Death Dinners, Part II: The Importance of Estate Planning
As we talked about last time, Death Dinners are growing in popularity, and we think they are a fabulous idea. It’s a way to “break the ice” when talking to your loved ones about your estate plan. Talking about death over dinner may not seem appetizing, but this idea came about because so many people avoid talking about the most unpleasant and certain event in life – and avoiding estate planning can cause chaos among surviving family members when someone dies.

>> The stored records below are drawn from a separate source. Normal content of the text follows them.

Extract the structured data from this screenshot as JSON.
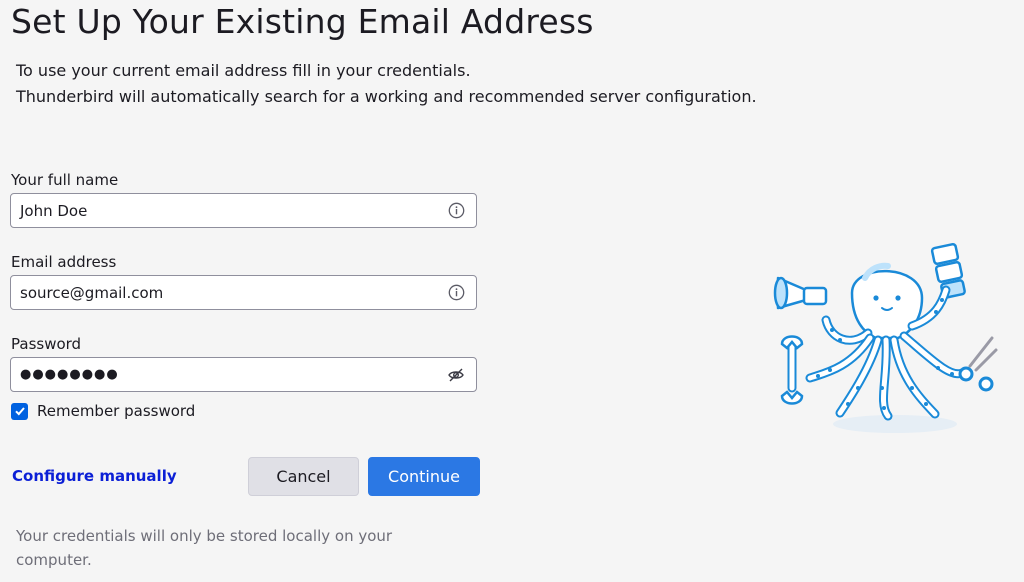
{
  "page": {
    "title": "Set Up Your Existing Email Address",
    "description_line1": "To use your current email address fill in your credentials.",
    "description_line2": "Thunderbird will automatically search for a working and recommended server configuration."
  },
  "form": {
    "full_name": {
      "label": "Your full name",
      "value": "John Doe",
      "icon": "info-icon"
    },
    "email": {
      "label": "Email address",
      "value": "source@gmail.com",
      "icon": "info-icon"
    },
    "password": {
      "label": "Password",
      "value": "●●●●●●●●",
      "icon": "eye-slash-icon"
    },
    "remember_password": {
      "label": "Remember password",
      "checked": true
    }
  },
  "actions": {
    "configure_manually": "Configure manually",
    "cancel": "Cancel",
    "continue": "Continue"
  },
  "footnote": "Your credentials will only be stored locally on your computer.",
  "colors": {
    "accent": "#2b78e4",
    "link": "#0b1fd6",
    "checkbox": "#0061e0",
    "mascot_outline": "#1a8ad8"
  }
}
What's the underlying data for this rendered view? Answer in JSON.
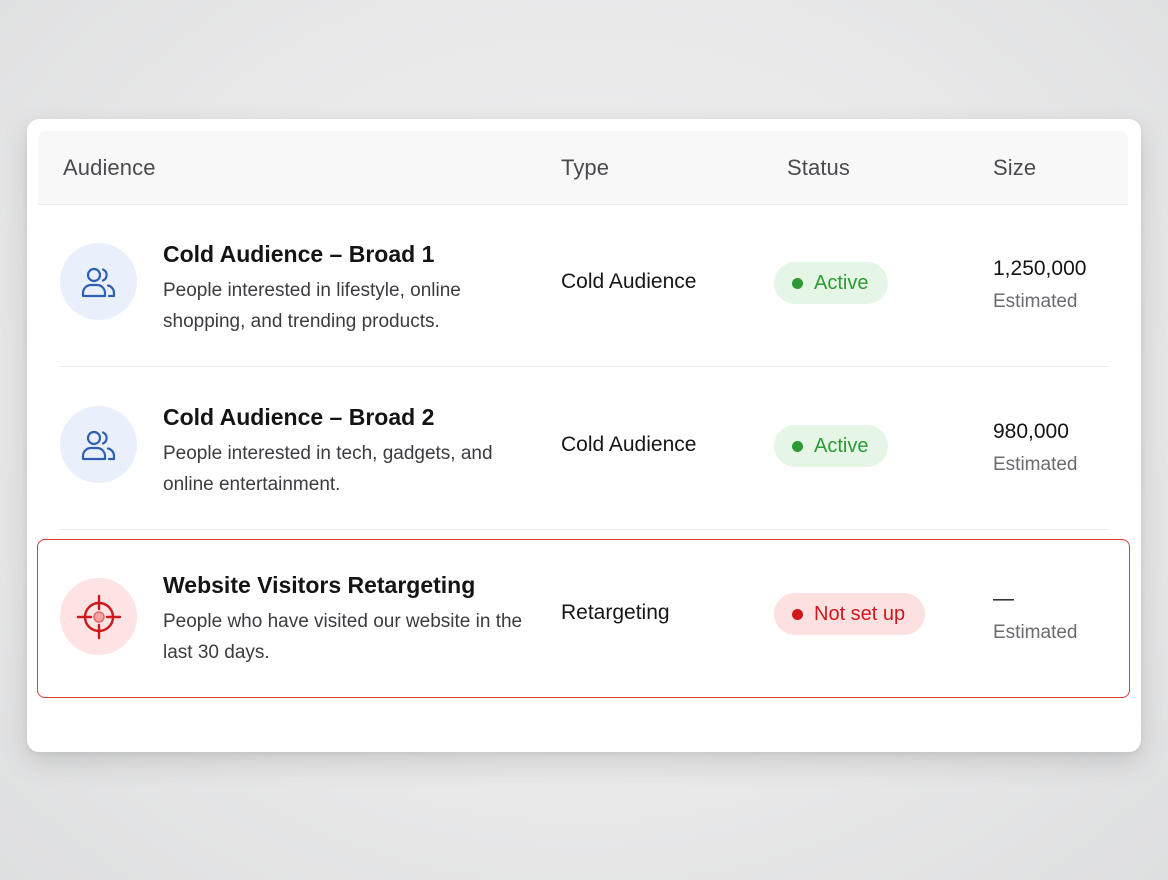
{
  "table": {
    "headers": {
      "audience": "Audience",
      "type": "Type",
      "status": "Status",
      "size": "Size"
    },
    "rows": [
      {
        "icon": "users-icon",
        "title": "Cold Audience – Broad 1",
        "description": "People interested in lifestyle, online shopping, and trending products.",
        "type": "Cold Audience",
        "status": "Active",
        "size": "1,250,000",
        "size_note": "Estimated"
      },
      {
        "icon": "users-icon",
        "title": "Cold Audience – Broad 2",
        "description": "People interested in tech, gadgets, and online entertainment.",
        "type": "Cold Audience",
        "status": "Active",
        "size": "980,000",
        "size_note": "Estimated"
      },
      {
        "icon": "target-icon",
        "title": "Website Visitors Retargeting",
        "description": "People who have visited our website in the last 30 days.",
        "type": "Retargeting",
        "status": "Not set up",
        "size": "—",
        "size_note": "Estimated",
        "highlighted": true
      }
    ]
  },
  "colors": {
    "active_text": "#2e9a35",
    "active_bg": "#e6f6e6",
    "not_set_text": "#d0181c",
    "not_set_bg": "#fde0e0",
    "highlight_border": "#e0383b",
    "users_icon": "#2f5fb3",
    "target_icon": "#d0181c"
  }
}
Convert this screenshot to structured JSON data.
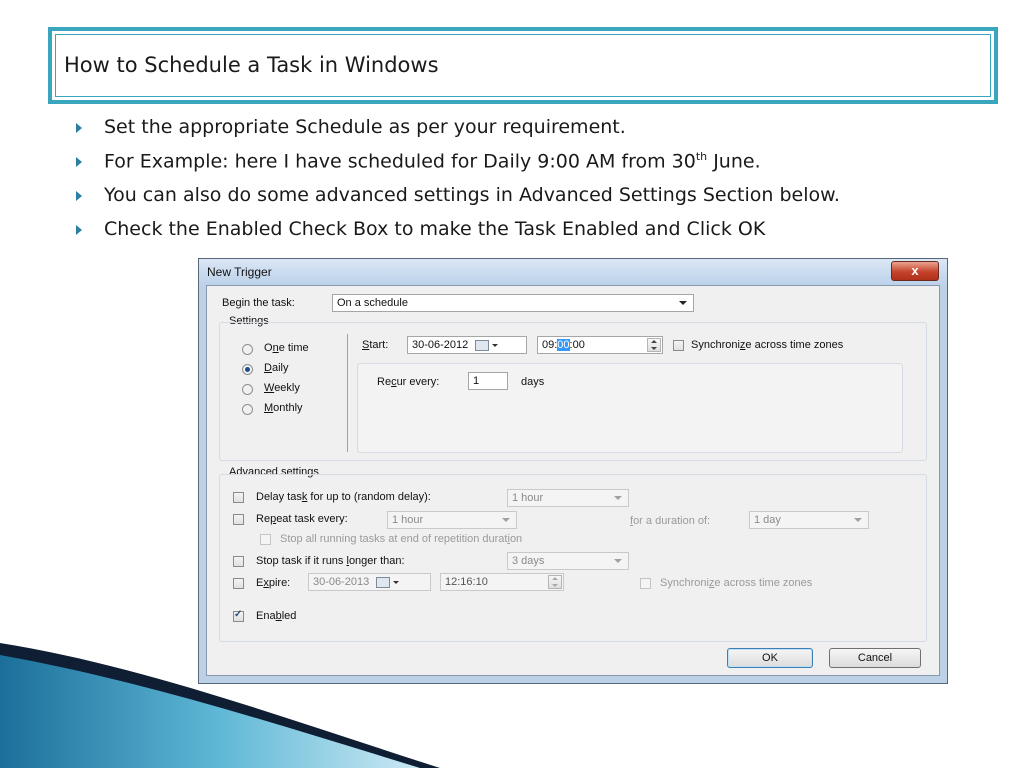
{
  "slide": {
    "title": "How to Schedule a Task in Windows",
    "bullets": [
      "Set the appropriate Schedule as per your requirement.",
      "You can also do some advanced settings in Advanced Settings Section below.",
      "Check the Enabled Check Box to make the Task Enabled and Click OK"
    ],
    "bullet2": {
      "pre": "For Example: here I have scheduled for Daily 9:00 AM from 30",
      "sup": "th",
      "post": " June."
    }
  },
  "dialog": {
    "title": "New Trigger",
    "close_label": "x",
    "begin": {
      "pre": "Be",
      "ul": "g",
      "post": "in the task:",
      "value": "On a schedule"
    },
    "settings_label": "Settings",
    "radios": [
      {
        "pre": "O",
        "ul": "n",
        "post": "e time",
        "selected": false
      },
      {
        "pre": "",
        "ul": "D",
        "post": "aily",
        "selected": true
      },
      {
        "pre": "",
        "ul": "W",
        "post": "eekly",
        "selected": false
      },
      {
        "pre": "",
        "ul": "M",
        "post": "onthly",
        "selected": false
      }
    ],
    "start": {
      "ul": "S",
      "post": "tart:",
      "date": "30-06-2012",
      "time_pre": "09:",
      "time_hl": "00",
      "time_post": ":00"
    },
    "sync": {
      "pre": "Synchroni",
      "ul": "z",
      "post": "e across time zones",
      "checked": false
    },
    "recur": {
      "pre": "Re",
      "ul": "c",
      "post": "ur every:",
      "value": "1",
      "unit": "days"
    },
    "advanced": {
      "label": "Advanced settings",
      "delay": {
        "pre": "Delay tas",
        "ul": "k",
        "post": " for up to (random delay):",
        "value": "1 hour",
        "checked": false
      },
      "repeat": {
        "pre": "Re",
        "ul": "p",
        "post": "eat task every:",
        "value": "1 hour",
        "checked": false,
        "duration_ul": "f",
        "duration_post": "or a duration of:",
        "duration_value": "1 day"
      },
      "stop_all": {
        "text": "Stop all running tasks at end of repetition durat",
        "ul": "i",
        "post": "on",
        "checked": false
      },
      "stop_longer": {
        "pre": "Stop task if it runs ",
        "ul": "l",
        "post": "onger than:",
        "value": "3 days",
        "checked": false
      },
      "expire": {
        "pre": "E",
        "ul": "x",
        "post": "pire:",
        "date": "30-06-2013",
        "time": "12:16:10",
        "checked": false
      },
      "expire_sync": {
        "pre": "Synchroni",
        "ul": "z",
        "post": "e across time zones",
        "checked": false
      },
      "enabled": {
        "pre": "Ena",
        "ul": "b",
        "post": "led",
        "checked": true
      }
    },
    "ok_label": "OK",
    "cancel_label": "Cancel"
  },
  "colors": {
    "accent": "#3aa6bd",
    "swoosh_dark": "#0f1e33",
    "swoosh_light": "#5fb8d6"
  }
}
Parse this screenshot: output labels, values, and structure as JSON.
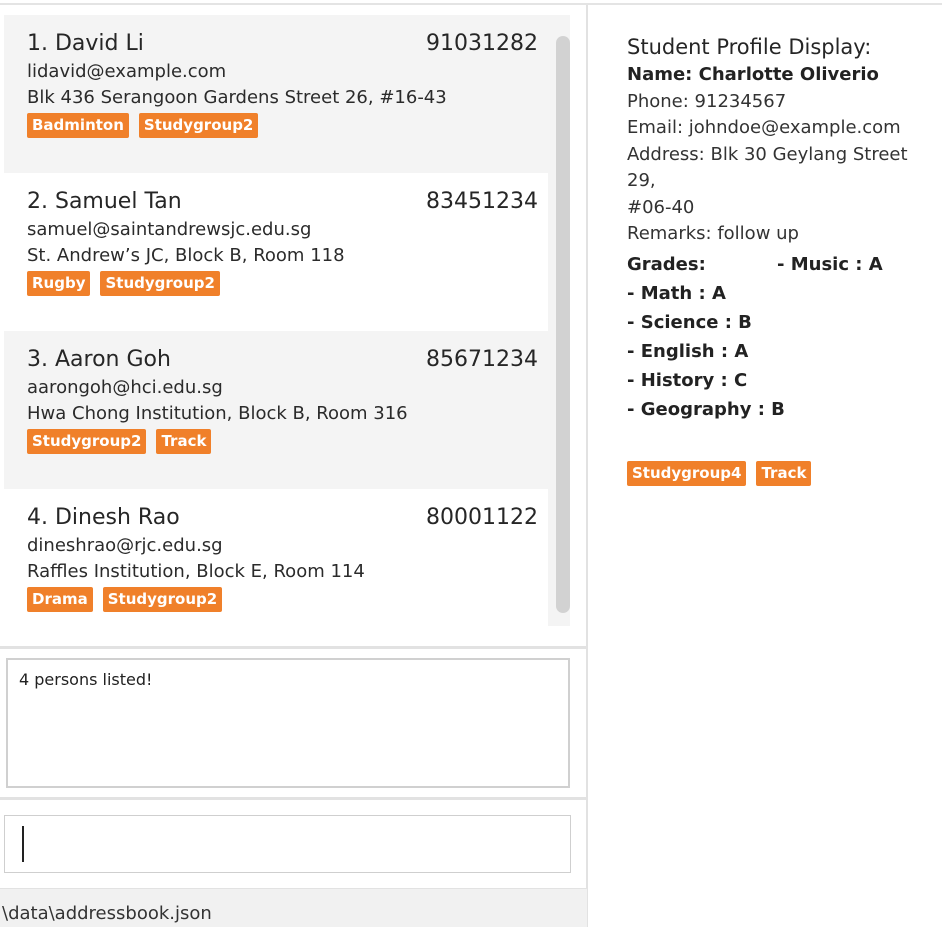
{
  "persons": [
    {
      "index_name": "1. David Li",
      "phone": "91031282",
      "email": "lidavid@example.com",
      "address": "Blk 436 Serangoon Gardens Street 26, #16-43",
      "tags": [
        "Badminton",
        "Studygroup2"
      ]
    },
    {
      "index_name": "2. Samuel Tan",
      "phone": "83451234",
      "email": "samuel@saintandrewsjc.edu.sg",
      "address": "St. Andrew’s JC, Block B, Room 118",
      "tags": [
        "Rugby",
        "Studygroup2"
      ]
    },
    {
      "index_name": "3. Aaron Goh",
      "phone": "85671234",
      "email": "aarongoh@hci.edu.sg",
      "address": "Hwa Chong Institution, Block B, Room 316",
      "tags": [
        "Studygroup2",
        "Track"
      ]
    },
    {
      "index_name": "4. Dinesh Rao",
      "phone": "80001122",
      "email": "dineshrao@rjc.edu.sg",
      "address": "Raffles Institution, Block E, Room 114",
      "tags": [
        "Drama",
        "Studygroup2"
      ]
    }
  ],
  "result": {
    "message": "4 persons listed!"
  },
  "command": {
    "value": ""
  },
  "status": {
    "path": "\\data\\addressbook.json"
  },
  "profile": {
    "title": "Student Profile Display:",
    "name": "Name: Charlotte Oliverio",
    "phone": "Phone: 91234567",
    "email": "Email: johndoe@example.com",
    "address_line1": "Address: Blk 30 Geylang Street 29,",
    "address_line2": "#06-40",
    "remarks": "Remarks: follow up",
    "grades_label": "Grades:",
    "grades": [
      "- Math : A",
      "- Science : B",
      "- English : A",
      "- History : C",
      "- Geography : B"
    ],
    "grades_side": "- Music : A",
    "tags": [
      "Studygroup4",
      "Track"
    ]
  },
  "colors": {
    "tag": "#f0802a",
    "panel": "#f4f4f4"
  }
}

It’s helpful to understand some basics about estate planning. A last will and testament or simply, a “will,” is the document that sets forth one’s wishes regarding assets and heirs following death. For those with minor children, a will addresses very important issues including the naming of a guardian to raise the kids and a trustee to manage their money until they reach the age at which they can own property without strings attached.
A living trust is commonly used as an alternative to, or in conjunction with, a will. Generally, trusts are more complex and expensive to create. One common motive for using a trust is to avoid the legal process of probate. Estate plans should not be considered “off the rack” purchases and should be carefully tailored to meet the needs of the family according to all their specific circumstances and budgetary concerns.
Frequently confused with a last will and testament is the “living will.” The living will is a much narrower document delegating the right to make hard end of life decisions such as to “pull the plug” and discontinue life support under certain circumstances when there is no reasonable hope of recovery. Similar to a living will, but for conditions not reaching that level of severity, we use a “health care surrogate” or “advanced healthcare directive.” A power of attorney may cover many situations as narrowly or broadly as desired when a person wants to delegate the authority to make a variety of decisions. In Florida, a power of attorney can no longer be considered “springing,” meaning it would take effect after a determination of incapacity.
Though these documents are important and useful for virtually anyone, unmarried couples should take special note of the need to spell out their wishes, as the legal protections of marriage do not apply.
At Barrister Law Firm, we urge all families to confront the reality of death and serious disability while its members remain alive and healthy, even if it takes a Death Dinner to accomplish this important task. And remember, for your Death Dinner be sure to bring all of the legal names, addresses and contact information for anyone you want to include in your estate plan.We welcome feedback from our clients and the public as to how we can help spread the gospel of preparation and add value to this important discussion.